- _Instructions for the task_
Exact copies of all the entries are required.

Collected data
• • • •

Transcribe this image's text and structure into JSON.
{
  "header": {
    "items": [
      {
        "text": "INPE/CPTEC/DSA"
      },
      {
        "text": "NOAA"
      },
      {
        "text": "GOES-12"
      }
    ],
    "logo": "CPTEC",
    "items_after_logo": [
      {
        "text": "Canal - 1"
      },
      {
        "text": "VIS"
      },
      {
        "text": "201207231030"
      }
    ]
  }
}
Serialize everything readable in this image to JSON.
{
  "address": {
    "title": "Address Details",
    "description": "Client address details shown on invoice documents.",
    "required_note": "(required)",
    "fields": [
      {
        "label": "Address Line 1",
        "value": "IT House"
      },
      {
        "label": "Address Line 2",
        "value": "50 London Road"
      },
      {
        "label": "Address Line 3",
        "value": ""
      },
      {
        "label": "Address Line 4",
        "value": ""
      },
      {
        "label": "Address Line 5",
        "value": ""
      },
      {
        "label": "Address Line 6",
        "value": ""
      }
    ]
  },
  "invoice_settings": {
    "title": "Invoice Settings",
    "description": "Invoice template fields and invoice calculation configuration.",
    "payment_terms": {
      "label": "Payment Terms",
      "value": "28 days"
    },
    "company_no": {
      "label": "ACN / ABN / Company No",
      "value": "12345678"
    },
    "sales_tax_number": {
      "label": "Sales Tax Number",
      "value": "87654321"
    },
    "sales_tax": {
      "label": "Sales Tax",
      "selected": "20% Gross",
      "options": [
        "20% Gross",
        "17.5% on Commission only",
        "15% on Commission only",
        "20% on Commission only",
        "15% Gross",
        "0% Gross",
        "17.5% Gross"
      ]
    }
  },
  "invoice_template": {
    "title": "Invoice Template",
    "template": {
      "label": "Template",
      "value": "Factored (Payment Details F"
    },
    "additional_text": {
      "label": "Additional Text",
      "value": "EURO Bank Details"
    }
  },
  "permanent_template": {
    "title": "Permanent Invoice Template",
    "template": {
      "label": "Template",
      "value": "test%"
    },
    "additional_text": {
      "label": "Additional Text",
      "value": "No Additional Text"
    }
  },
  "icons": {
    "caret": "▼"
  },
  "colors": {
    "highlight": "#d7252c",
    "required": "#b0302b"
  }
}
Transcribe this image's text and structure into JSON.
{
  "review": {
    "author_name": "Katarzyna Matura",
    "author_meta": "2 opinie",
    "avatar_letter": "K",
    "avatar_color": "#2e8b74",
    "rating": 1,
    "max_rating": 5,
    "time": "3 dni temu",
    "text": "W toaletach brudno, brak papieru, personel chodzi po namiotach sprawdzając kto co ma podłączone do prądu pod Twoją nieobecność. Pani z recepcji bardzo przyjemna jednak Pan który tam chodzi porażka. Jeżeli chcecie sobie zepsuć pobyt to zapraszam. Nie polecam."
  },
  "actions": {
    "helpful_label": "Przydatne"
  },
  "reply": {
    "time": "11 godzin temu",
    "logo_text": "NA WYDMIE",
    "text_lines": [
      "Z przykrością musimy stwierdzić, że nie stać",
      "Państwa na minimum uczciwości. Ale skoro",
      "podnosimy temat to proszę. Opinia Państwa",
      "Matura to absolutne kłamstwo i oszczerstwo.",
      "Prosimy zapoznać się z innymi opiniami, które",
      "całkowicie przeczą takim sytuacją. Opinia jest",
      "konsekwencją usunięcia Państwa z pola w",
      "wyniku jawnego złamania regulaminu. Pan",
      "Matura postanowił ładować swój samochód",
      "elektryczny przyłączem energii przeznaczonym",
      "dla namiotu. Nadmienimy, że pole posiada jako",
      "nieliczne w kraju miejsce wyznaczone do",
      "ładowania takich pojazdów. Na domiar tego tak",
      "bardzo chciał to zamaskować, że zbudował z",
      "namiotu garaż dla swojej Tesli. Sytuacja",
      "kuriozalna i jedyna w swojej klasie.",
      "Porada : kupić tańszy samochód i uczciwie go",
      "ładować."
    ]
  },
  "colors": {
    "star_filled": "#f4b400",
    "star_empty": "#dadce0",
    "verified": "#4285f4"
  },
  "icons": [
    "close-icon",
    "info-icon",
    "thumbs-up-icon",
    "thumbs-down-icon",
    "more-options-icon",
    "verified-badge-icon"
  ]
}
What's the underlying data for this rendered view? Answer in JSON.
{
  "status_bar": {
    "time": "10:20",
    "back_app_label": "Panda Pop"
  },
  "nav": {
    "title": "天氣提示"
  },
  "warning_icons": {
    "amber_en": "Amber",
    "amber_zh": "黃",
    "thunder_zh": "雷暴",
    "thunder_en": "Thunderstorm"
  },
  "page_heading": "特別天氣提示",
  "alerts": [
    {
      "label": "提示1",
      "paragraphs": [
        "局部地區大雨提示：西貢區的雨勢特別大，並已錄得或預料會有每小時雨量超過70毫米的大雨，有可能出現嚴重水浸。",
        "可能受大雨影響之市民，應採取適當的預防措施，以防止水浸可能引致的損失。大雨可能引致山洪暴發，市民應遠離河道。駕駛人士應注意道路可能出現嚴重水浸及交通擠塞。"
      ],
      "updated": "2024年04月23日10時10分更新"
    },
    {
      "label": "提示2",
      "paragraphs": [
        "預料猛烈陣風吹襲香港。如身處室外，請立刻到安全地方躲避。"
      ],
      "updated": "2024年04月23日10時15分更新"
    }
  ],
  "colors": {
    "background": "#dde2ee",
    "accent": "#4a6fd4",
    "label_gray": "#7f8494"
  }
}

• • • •

- _Written reply_
Transcribe this image's text and structure into JSON.
{
  "header": {
    "items": [
      {
        "text": "INPE/CPTEC/DSA"
      },
      {
        "text": "NOAA"
      },
      {
        "text": "GOES-12"
      }
    ],
    "logo": "CPTEC",
    "items_after_logo": [
      {
        "text": "Canal - 1"
      },
      {
        "text": "VIS"
      },
      {
        "text": "201207231030"
      }
    ]
  }
}
Serialize everything readable in this image to JSON.
{
  "address": {
    "title": "Address Details",
    "description": "Client address details shown on invoice documents.",
    "required_note": "(required)",
    "fields": [
      {
        "label": "Address Line 1",
        "value": "IT House"
      },
      {
        "label": "Address Line 2",
        "value": "50 London Road"
      },
      {
        "label": "Address Line 3",
        "value": ""
      },
      {
        "label": "Address Line 4",
        "value": ""
      },
      {
        "label": "Address Line 5",
        "value": ""
      },
      {
        "label": "Address Line 6",
        "value": ""
      }
    ]
  },
  "invoice_settings": {
    "title": "Invoice Settings",
    "description": "Invoice template fields and invoice calculation configuration.",
    "payment_terms": {
      "label": "Payment Terms",
      "value": "28 days"
    },
    "company_no": {
      "label": "ACN / ABN / Company No",
      "value": "12345678"
    },
    "sales_tax_number": {
      "label": "Sales Tax Number",
      "value": "87654321"
    },
    "sales_tax": {
      "label": "Sales Tax",
      "selected": "20% Gross",
      "options": [
        "20% Gross",
        "17.5% on Commission only",
        "15% on Commission only",
        "20% on Commission only",
        "15% Gross",
        "0% Gross",
        "17.5% Gross"
      ]
    }
  },
  "invoice_template": {
    "title": "Invoice Template",
    "template": {
      "label": "Template",
      "value": "Factored (Payment Details F"
    },
    "additional_text": {
      "label": "Additional Text",
      "value": "EURO Bank Details"
    }
  },
  "permanent_template": {
    "title": "Permanent Invoice Template",
    "template": {
      "label": "Template",
      "value": "test%"
    },
    "additional_text": {
      "label": "Additional Text",
      "value": "No Additional Text"
    }
  },
  "icons": {
    "caret": "▼"
  },
  "colors": {
    "highlight": "#d7252c",
    "required": "#b0302b"
  }
}
Transcribe this image's text and structure into JSON.
{
  "review": {
    "author_name": "Katarzyna Matura",
    "author_meta": "2 opinie",
    "avatar_letter": "K",
    "avatar_color": "#2e8b74",
    "rating": 1,
    "max_rating": 5,
    "time": "3 dni temu",
    "text": "W toaletach brudno, brak papieru, personel chodzi po namiotach sprawdzając kto co ma podłączone do prądu pod Twoją nieobecność. Pani z recepcji bardzo przyjemna jednak Pan który tam chodzi porażka. Jeżeli chcecie sobie zepsuć pobyt to zapraszam. Nie polecam."
  },
  "actions": {
    "helpful_label": "Przydatne"
  },
  "reply": {
    "time": "11 godzin temu",
    "logo_text": "NA WYDMIE",
    "text_lines": [
      "Z przykrością musimy stwierdzić, że nie stać",
      "Państwa na minimum uczciwości. Ale skoro",
      "podnosimy temat to proszę. Opinia Państwa",
      "Matura to absolutne kłamstwo i oszczerstwo.",
      "Prosimy zapoznać się z innymi opiniami, które",
      "całkowicie przeczą takim sytuacją. Opinia jest",
      "konsekwencją usunięcia Państwa z pola w",
      "wyniku jawnego złamania regulaminu. Pan",
      "Matura postanowił ładować swój samochód",
      "elektryczny przyłączem energii przeznaczonym",
      "dla namiotu. Nadmienimy, że pole posiada jako",
      "nieliczne w kraju miejsce wyznaczone do",
      "ładowania takich pojazdów. Na domiar tego tak",
      "bardzo chciał to zamaskować, że zbudował z",
      "namiotu garaż dla swojej Tesli. Sytuacja",
      "kuriozalna i jedyna w swojej klasie.",
      "Porada : kupić tańszy samochód i uczciwie go",
      "ładować."
    ]
  },
  "colors": {
    "star_filled": "#f4b400",
    "star_empty": "#dadce0",
    "verified": "#4285f4"
  },
  "icons": [
    "close-icon",
    "info-icon",
    "thumbs-up-icon",
    "thumbs-down-icon",
    "more-options-icon",
    "verified-badge-icon"
  ]
}
What's the underlying data for this rendered view? Answer in JSON.
{
  "status_bar": {
    "time": "10:20",
    "back_app_label": "Panda Pop"
  },
  "nav": {
    "title": "天氣提示"
  },
  "warning_icons": {
    "amber_en": "Amber",
    "amber_zh": "黃",
    "thunder_zh": "雷暴",
    "thunder_en": "Thunderstorm"
  },
  "page_heading": "特別天氣提示",
  "alerts": [
    {
      "label": "提示1",
      "paragraphs": [
        "局部地區大雨提示：西貢區的雨勢特別大，並已錄得或預料會有每小時雨量超過70毫米的大雨，有可能出現嚴重水浸。",
        "可能受大雨影響之市民，應採取適當的預防措施，以防止水浸可能引致的損失。大雨可能引致山洪暴發，市民應遠離河道。駕駛人士應注意道路可能出現嚴重水浸及交通擠塞。"
      ],
      "updated": "2024年04月23日10時10分更新"
    },
    {
      "label": "提示2",
      "paragraphs": [
        "預料猛烈陣風吹襲香港。如身處室外，請立刻到安全地方躲避。"
      ],
      "updated": "2024年04月23日10時15分更新"
    }
  ],
  "colors": {
    "background": "#dde2ee",
    "accent": "#4a6fd4",
    "label_gray": "#7f8494"
  }
}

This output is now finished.